The acceleration is due to faster-than-expected growth in fossil-fuel emissions. In the 1990s they were growing at less than 1% a year. By 2007, that rate had risen to more 3.5% a year. Those numbers prompted Stephen Schneider, one of the first climatologists to go public with his concerns about rising CO2 levels, to remark:
If this trend continues for the century, "you'd have to be luckier than hell for it just to be bad, as opposed to catastrophic." (USA Today, 9/26/2008)
And unless the economic situation gets significantly worse, we can expect the current growth rate of CO2 to continue for a while, or even accelerate further. This is partly due to the declining capacity of the oceans and other natural sinks to absorb CO2. The Carbon Project talks about an 18% decline in sink efficiency, and worsening. And this explains why climatologists believe it doesn't make sense to wait for new clean-energy technologies to mature before we start reducing carbon emissions. The longer we wait, the less efficient will be the natural sinks, and therefore the larger the gap between where we want atmospheric concentrations of greenhouse gases to be and where they are.
So Barack Obama's new Energy Secretary Stephen Chu might be right when he talked the other day of the need for a technological revolution to avoid a climate crisis, but physicist-blogger Joe Romm's observation that "the time to act is yesterday" seems at least as accurate.
Probably something to do with Auz bush fires?
paulm, although CO2 is a well-mixed gas, like all other gasses there is reduced transport across the ICTZ (which is near the equator) compared to transport throughout the rest of the atmosphere. So if the source was in Australia, the signal would show up at many other southern hemisphere stations before showing up at NH stations - much less at Svalbard, so close to the north pole. But keep an eye on those SH stations. There may well be a distinct CO2 signal from the fires in Victoria - much as there was from the 1998 fires in Indonesia.
What I would like to know about the Svalbard CO2 levels, is, are they increasing disproportionately fast compared to global levels?
What I would like to know is - How does reposting an internet story constitute a blog? I don't get it.
I saw the title of this post, and was wondering about the NOAA ESRL figures for the last two months, and the seasonally adjusted 1 ppm jump there (6ppm unadjusted). You don't happen to know anything about that, or if that's related to the anomalous Svalbard reading?
Tamino has done a good piece on acceleration - http://tamino.wordpress.com/2009/01/12/co2-acceleration/#more-1405

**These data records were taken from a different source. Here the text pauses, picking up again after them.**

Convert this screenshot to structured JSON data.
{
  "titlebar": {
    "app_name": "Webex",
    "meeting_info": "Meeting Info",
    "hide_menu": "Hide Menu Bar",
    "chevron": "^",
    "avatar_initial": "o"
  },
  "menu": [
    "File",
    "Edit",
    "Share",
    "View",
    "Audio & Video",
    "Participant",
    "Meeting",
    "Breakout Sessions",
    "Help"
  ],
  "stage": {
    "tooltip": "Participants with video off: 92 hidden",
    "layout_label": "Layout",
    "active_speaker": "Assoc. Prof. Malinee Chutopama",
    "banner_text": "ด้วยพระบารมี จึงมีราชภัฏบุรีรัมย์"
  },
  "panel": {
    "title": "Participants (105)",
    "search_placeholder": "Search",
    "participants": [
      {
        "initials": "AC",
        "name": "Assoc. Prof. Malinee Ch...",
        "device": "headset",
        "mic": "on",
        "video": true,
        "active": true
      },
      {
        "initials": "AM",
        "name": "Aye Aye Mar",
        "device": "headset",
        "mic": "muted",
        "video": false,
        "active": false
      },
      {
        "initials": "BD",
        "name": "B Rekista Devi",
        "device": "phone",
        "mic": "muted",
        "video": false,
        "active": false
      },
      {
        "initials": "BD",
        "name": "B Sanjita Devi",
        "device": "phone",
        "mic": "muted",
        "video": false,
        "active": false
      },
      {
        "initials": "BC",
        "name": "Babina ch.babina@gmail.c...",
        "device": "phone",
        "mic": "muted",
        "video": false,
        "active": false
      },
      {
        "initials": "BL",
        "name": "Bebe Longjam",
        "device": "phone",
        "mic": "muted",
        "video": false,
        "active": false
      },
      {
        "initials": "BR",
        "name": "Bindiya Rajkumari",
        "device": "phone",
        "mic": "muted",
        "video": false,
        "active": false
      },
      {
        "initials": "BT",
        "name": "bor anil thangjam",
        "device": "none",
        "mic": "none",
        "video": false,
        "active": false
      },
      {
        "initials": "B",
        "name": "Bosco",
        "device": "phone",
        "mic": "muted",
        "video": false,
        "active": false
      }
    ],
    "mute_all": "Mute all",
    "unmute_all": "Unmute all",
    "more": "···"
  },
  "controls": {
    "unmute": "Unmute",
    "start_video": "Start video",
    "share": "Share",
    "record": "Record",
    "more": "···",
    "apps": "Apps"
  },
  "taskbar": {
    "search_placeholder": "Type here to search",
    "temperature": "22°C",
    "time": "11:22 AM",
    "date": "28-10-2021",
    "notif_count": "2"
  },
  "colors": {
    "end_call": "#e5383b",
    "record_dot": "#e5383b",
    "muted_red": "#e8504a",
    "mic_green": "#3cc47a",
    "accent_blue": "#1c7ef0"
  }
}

This is GREAT news! We've immediately jumped way on past the tipping point! Now the AGW nutters will be able to PROVE that a couple ppm of plant food dominates the earth's climate. Well, what are you waiting for - start showing the out of control temperature runaways all over the earth that the "computer models" predicted from this CO2 spike. Let's see it. Bring it on. Don't hold back. And don't forget the 10m ocean rise too. Let's see that one also.